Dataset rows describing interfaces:

++++

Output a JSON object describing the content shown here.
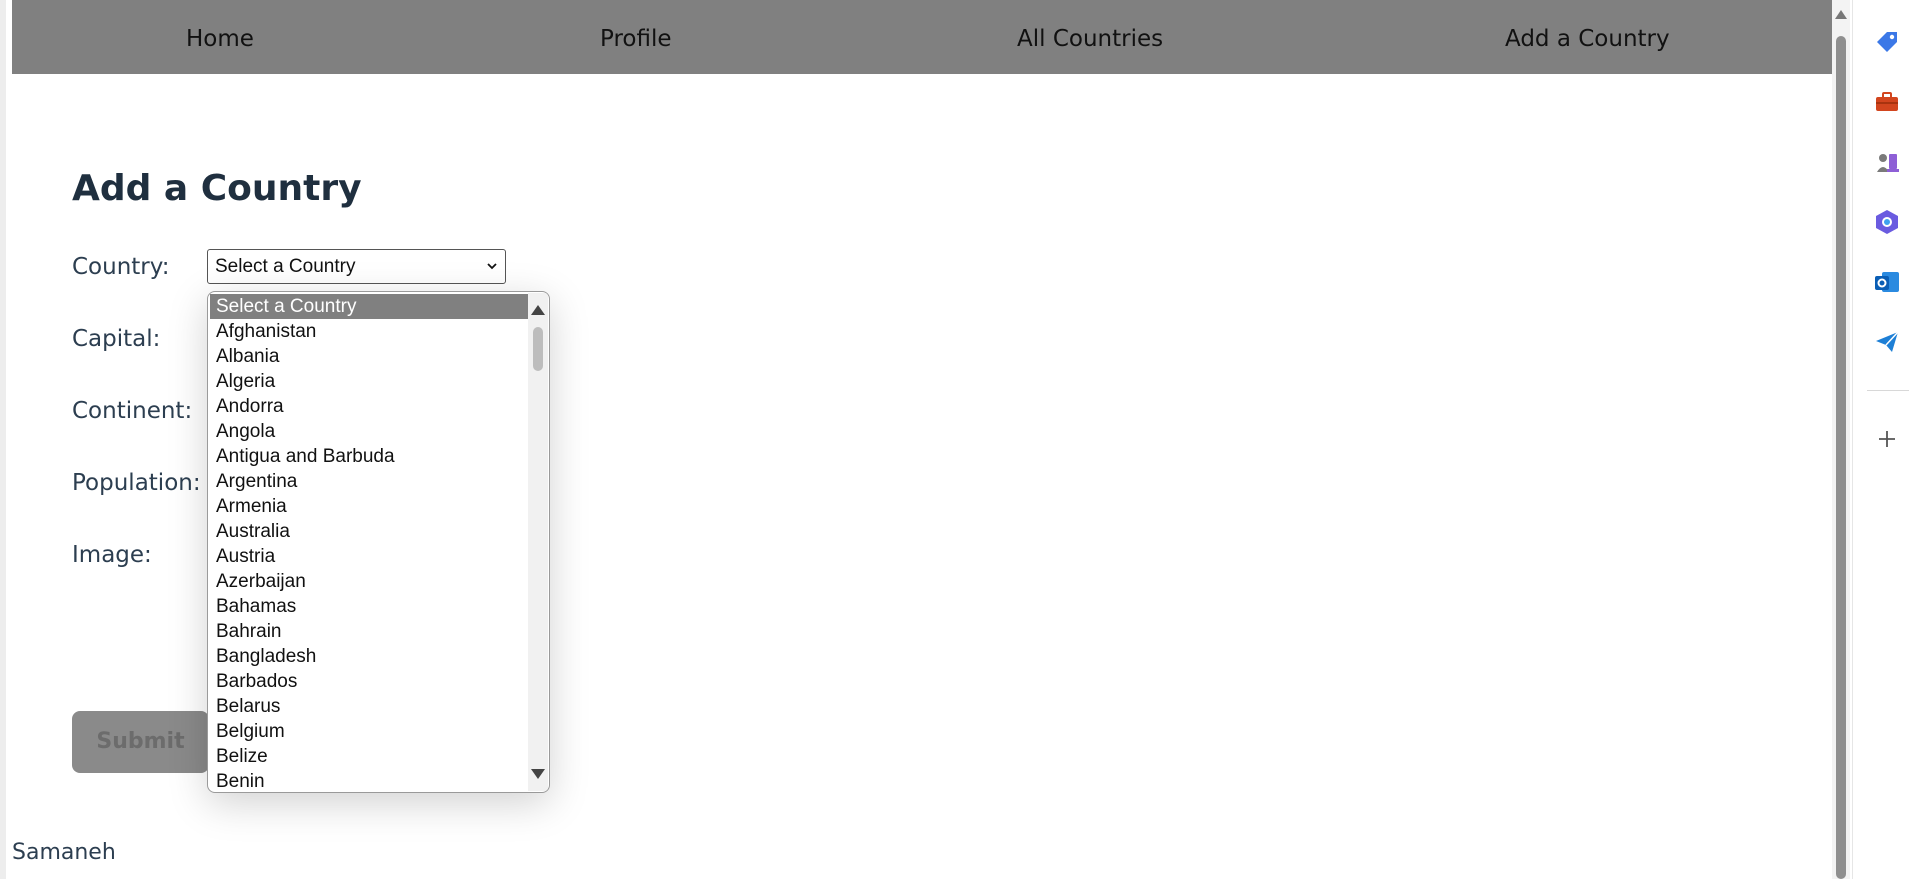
{
  "nav": {
    "home": "Home",
    "profile": "Profile",
    "all_countries": "All Countries",
    "add_country": "Add a Country",
    "bar_color": "#808080"
  },
  "form": {
    "title": "Add a Country",
    "country_label": "Country:",
    "capital_label": "Capital:",
    "continent_label": "Continent:",
    "population_label": "Population:",
    "image_label": "Image:",
    "country_selected": "Select a Country",
    "submit_label": "Submit"
  },
  "dropdown": {
    "options": [
      "Select a Country",
      "Afghanistan",
      "Albania",
      "Algeria",
      "Andorra",
      "Angola",
      "Antigua and Barbuda",
      "Argentina",
      "Armenia",
      "Australia",
      "Austria",
      "Azerbaijan",
      "Bahamas",
      "Bahrain",
      "Bangladesh",
      "Barbados",
      "Belarus",
      "Belgium",
      "Belize",
      "Benin"
    ],
    "highlighted": "Select a Country"
  },
  "footer": {
    "name": "Samaneh"
  },
  "sidebar_icons": [
    "tag-icon",
    "toolbox-icon",
    "chess-icon",
    "copilot-icon",
    "outlook-icon",
    "send-icon",
    "add-icon"
  ]
}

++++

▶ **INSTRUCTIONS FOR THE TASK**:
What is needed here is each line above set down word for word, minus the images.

▶ **RESULT BELOW**:
Output a JSON object describing the content shown here.
{
  "nav": {
    "home": "Home",
    "profile": "Profile",
    "all_countries": "All Countries",
    "add_country": "Add a Country",
    "bar_color": "#808080"
  },
  "form": {
    "title": "Add a Country",
    "country_label": "Country:",
    "capital_label": "Capital:",
    "continent_label": "Continent:",
    "population_label": "Population:",
    "image_label": "Image:",
    "country_selected": "Select a Country",
    "submit_label": "Submit"
  },
  "dropdown": {
    "options": [
      "Select a Country",
      "Afghanistan",
      "Albania",
      "Algeria",
      "Andorra",
      "Angola",
      "Antigua and Barbuda",
      "Argentina",
      "Armenia",
      "Australia",
      "Austria",
      "Azerbaijan",
      "Bahamas",
      "Bahrain",
      "Bangladesh",
      "Barbados",
      "Belarus",
      "Belgium",
      "Belize",
      "Benin"
    ],
    "highlighted": "Select a Country"
  },
  "footer": {
    "name": "Samaneh"
  },
  "sidebar_icons": [
    "tag-icon",
    "toolbox-icon",
    "chess-icon",
    "copilot-icon",
    "outlook-icon",
    "send-icon",
    "add-icon"
  ]
}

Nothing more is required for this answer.